Replacing stolen Oregon grape at the park near Dorena, in the Cascade foothills east of Cottage Grove, cost the Corps about $200, Johnson said. The federal agency manages Dorena Lake and nearby parks.

“When people steal these plants it costs money,” Johnson said. “It costs taxpayers.”

If caught, the crime also could cost the thieves. Illegally collecting native plants from public lands without a permit might result in as much as a $2,500 fine, Johnson said.

Oregon grape plants produce a bright yellow flower that becomes a small, grape like fruit that tastes nothing like a grocery store grape. The plants’ roots and bark contain berberine and other chemicals used in medicines to treat infections and stomach problems. Authorities suspect that changes in the herbal medicine market might have increased demand for Oregon grape, prompted more thefts.

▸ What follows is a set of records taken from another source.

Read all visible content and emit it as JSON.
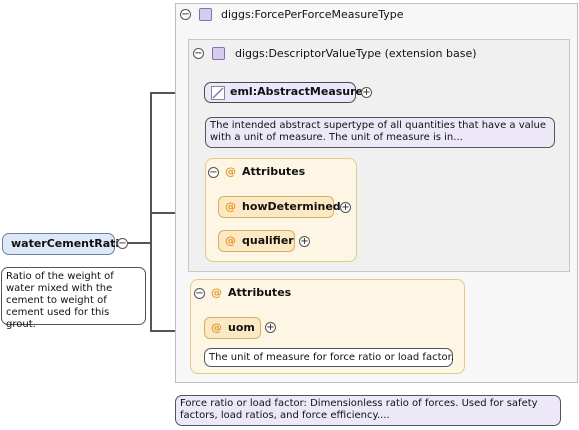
{
  "outer_type": {
    "prefix": "diggs:",
    "name": "ForcePerForceMeasureType"
  },
  "inner_type": {
    "prefix": "diggs:",
    "name": "DescriptorValueType",
    "suffix": " (extension base)"
  },
  "element": {
    "name": "waterCementRatio",
    "doc": "Ratio of the weight of water mixed with the cement to weight of cement used for this grout."
  },
  "abstract_measure": {
    "name": "eml:AbstractMeasure",
    "doc": "The intended abstract supertype of all quantities that have a value with a unit of measure. The unit of measure is in..."
  },
  "inner_attributes": {
    "title": "Attributes",
    "items": [
      "howDetermined",
      "qualifier"
    ]
  },
  "outer_attributes": {
    "title": "Attributes",
    "items": [
      "uom"
    ],
    "uom_doc": "The unit of measure for force ratio or load factor."
  },
  "type_doc": "Force ratio or load factor: Dimensionless ratio of forces. Used for safety factors, load ratios, and force efficiency....",
  "glyphs": {
    "at": "@",
    "minus": "−",
    "plus": "+"
  }
}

“There are a lot of people who believe in using these herbal medicines,” Johnson said.

Oregon grape thieves don’t discriminate about where they steal the plants, uprooting the scrub from public and private land, said Audrey Squires, restoration projects manager for the Middle Fork Willamette Watershed Council. The Lowell-based nonprofit group leads restoration on and around the Middle Fork, a tributary to the Willamette River.

Squires has begun compiling a database of Oregon grape thefts after thieves brazenly took armfuls of the plants in March from a Middle Fork restoration project on private land.

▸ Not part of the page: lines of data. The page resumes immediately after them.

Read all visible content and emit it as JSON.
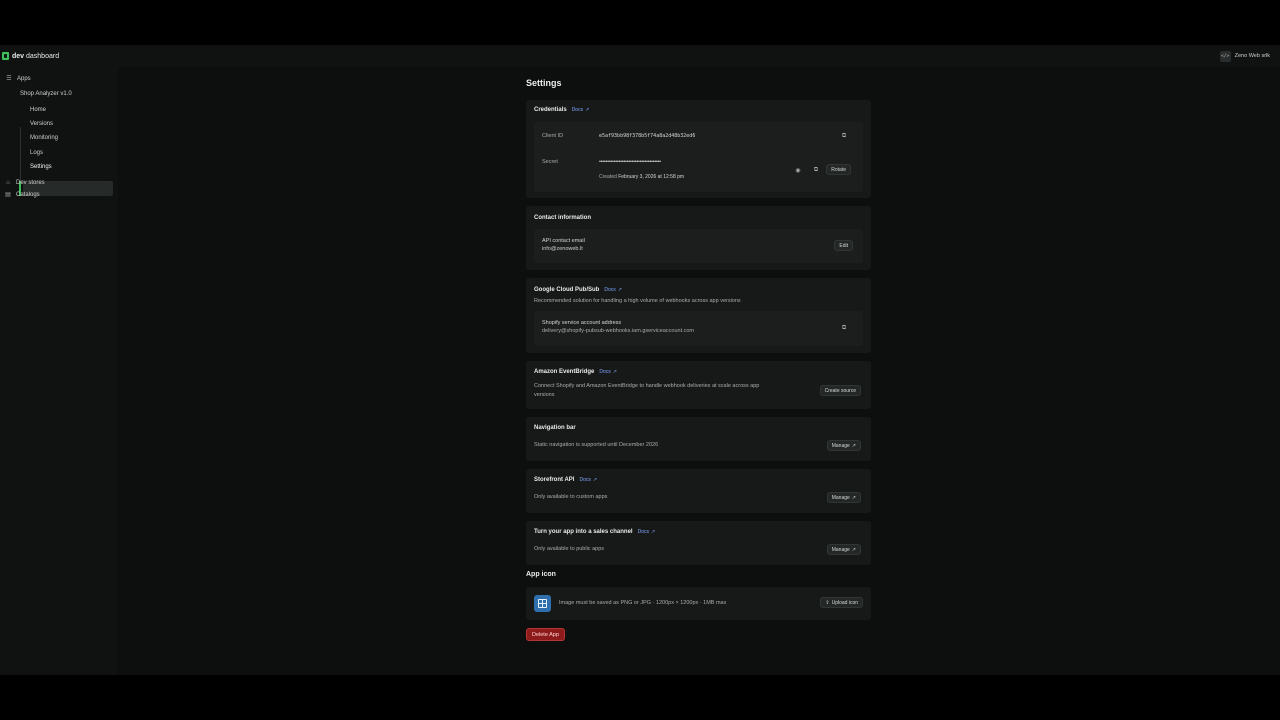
{
  "header": {
    "brand_bold": "dev",
    "brand_rest": " dashboard",
    "store_badge": "</>",
    "store_name": "Zeno Web srlk"
  },
  "sidebar": {
    "apps_label": "Apps",
    "app_name": "Shop Analyzer v1.0",
    "items": [
      {
        "label": "Home"
      },
      {
        "label": "Versions"
      },
      {
        "label": "Monitoring"
      },
      {
        "label": "Logs"
      },
      {
        "label": "Settings"
      }
    ],
    "dev_stores": "Dev stores",
    "catalogs": "Catalogs"
  },
  "page": {
    "title": "Settings"
  },
  "credentials": {
    "title": "Credentials",
    "docs": "Docs",
    "client_id_label": "Client ID",
    "client_id_value": "e5af93bb98f378b5f74a8a2d48b32ed6",
    "secret_label": "Secret",
    "secret_value": "••••••••••••••••••••••••••••••••••••••",
    "created_prefix": "Created",
    "created_date": "February 3, 2026 at 12:58 pm",
    "rotate": "Rotate"
  },
  "contact": {
    "title": "Contact information",
    "api_label": "API contact email",
    "api_value": "info@zenoweb.lt",
    "edit": "Edit"
  },
  "pubsub": {
    "title": "Google Cloud Pub/Sub",
    "docs": "Docs",
    "description": "Recommended solution for handling a high volume of webhooks across app versions",
    "service_label": "Shopify service account address",
    "service_value": "delivery@shopify-pubsub-webhooks.iam.gserviceaccount.com"
  },
  "eventbridge": {
    "title": "Amazon EventBridge",
    "docs": "Docs",
    "description_line1": "Connect Shopify and Amazon EventBridge to handle webhook deliveries at scale across app",
    "description_line2": "versions",
    "create": "Create source"
  },
  "navbar": {
    "title": "Navigation bar",
    "description": "Static navigation is supported until December 2026",
    "manage": "Manage"
  },
  "storefront": {
    "title": "Storefront API",
    "docs": "Docs",
    "description": "Only available to custom apps",
    "manage": "Manage"
  },
  "sales": {
    "title": "Turn your app into a sales channel",
    "docs": "Docs",
    "description": "Only available to public apps",
    "manage": "Manage"
  },
  "app_icon": {
    "title": "App icon",
    "hint": "Image must be saved as PNG or JPG · 1200px × 1200px · 1MB max",
    "upload": "Upload icon"
  },
  "delete": {
    "label": "Delete App"
  },
  "colors": {
    "accent": "#3fbf5a",
    "link": "#7fa7ff",
    "danger": "#8e1b1b"
  }
}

The database shows 20 thefts in Lane County, as long ago as 2011 and as recently as this April. The data also indicates the number of thefts increasing more recently.

“I was shocked that it was so extensive because I had no idea that Oregon grape theft was a thing,” Squires said. Agencies reporting thefts included city Eugene Parks & Open Space, Lane County Parks and Oregon State Parks.

A motion-activated camera on Garret Towne’s property near Dexter captured images of Oregon grape thieves in March. The thieves came by bicycle and pickup truck, paid no mind to posted signs, and made off with bundles of Oregon grape that had been planted by the Middle Fork watershed group.

“That’s just a bold move to cross two ‘no trespassing’ signs,” Towne said. The thieves have yet to be caught.

Thieves at the park near Dorena likely were after the roots and bark of the Oregon grape, said Johnson, the park ranger. They left behind only scattered leaves where a cluster of Oregon grape bushes once stood.

The financial loss of the plants is just part of the problem, said Maggie O’Driscoll, education coordinator for the Coast Fork Willamette Watershed Council. The Cottage Grove-based nonprofit organization operates with a similar mission to the Middle Fork, but is focused on the Coast Fork, a different Willamette River tributary.

Yanking out Oregon grape, thieves ruin restoration sites and take away habitat for pollinating insects, like butterflies and bees.

Speaking for the Dorena School kids who volunteer hours for restoration projects, O’Driscoll had a simple message for Oregon grape thieves: “Hey, I did that, don’t undo my work.”

Fines might not be enough to deter thieves, so Jesse Ray Quigley, a sixth grader at Dorena School, thinks authorities should consider harsher penalties.

“I think (the thieves) should go to jail,” he said.


Information from: The Register-Guard,